> **Exercise directions**
Compute the number of lines in the following data that include the word "Software", and output that number alone.

> **Data section**

◆ ◆ ◆ ◆

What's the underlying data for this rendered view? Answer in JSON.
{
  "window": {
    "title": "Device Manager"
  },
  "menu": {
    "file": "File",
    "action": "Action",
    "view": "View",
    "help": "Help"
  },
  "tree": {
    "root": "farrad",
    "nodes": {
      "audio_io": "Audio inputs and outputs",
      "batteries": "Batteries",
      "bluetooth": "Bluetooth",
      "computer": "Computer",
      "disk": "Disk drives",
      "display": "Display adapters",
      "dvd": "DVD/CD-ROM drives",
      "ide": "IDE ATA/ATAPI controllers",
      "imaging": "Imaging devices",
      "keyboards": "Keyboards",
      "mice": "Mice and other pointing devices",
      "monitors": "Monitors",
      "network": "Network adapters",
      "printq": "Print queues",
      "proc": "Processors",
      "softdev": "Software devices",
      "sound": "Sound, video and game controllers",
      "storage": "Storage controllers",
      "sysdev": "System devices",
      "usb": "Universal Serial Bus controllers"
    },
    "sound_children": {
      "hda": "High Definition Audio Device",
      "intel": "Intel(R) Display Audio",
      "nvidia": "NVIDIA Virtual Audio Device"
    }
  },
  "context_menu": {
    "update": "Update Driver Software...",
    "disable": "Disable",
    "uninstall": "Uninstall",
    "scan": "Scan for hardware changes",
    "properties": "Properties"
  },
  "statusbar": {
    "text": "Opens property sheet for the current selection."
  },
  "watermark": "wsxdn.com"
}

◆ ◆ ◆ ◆

> **Answer to the exercise**
2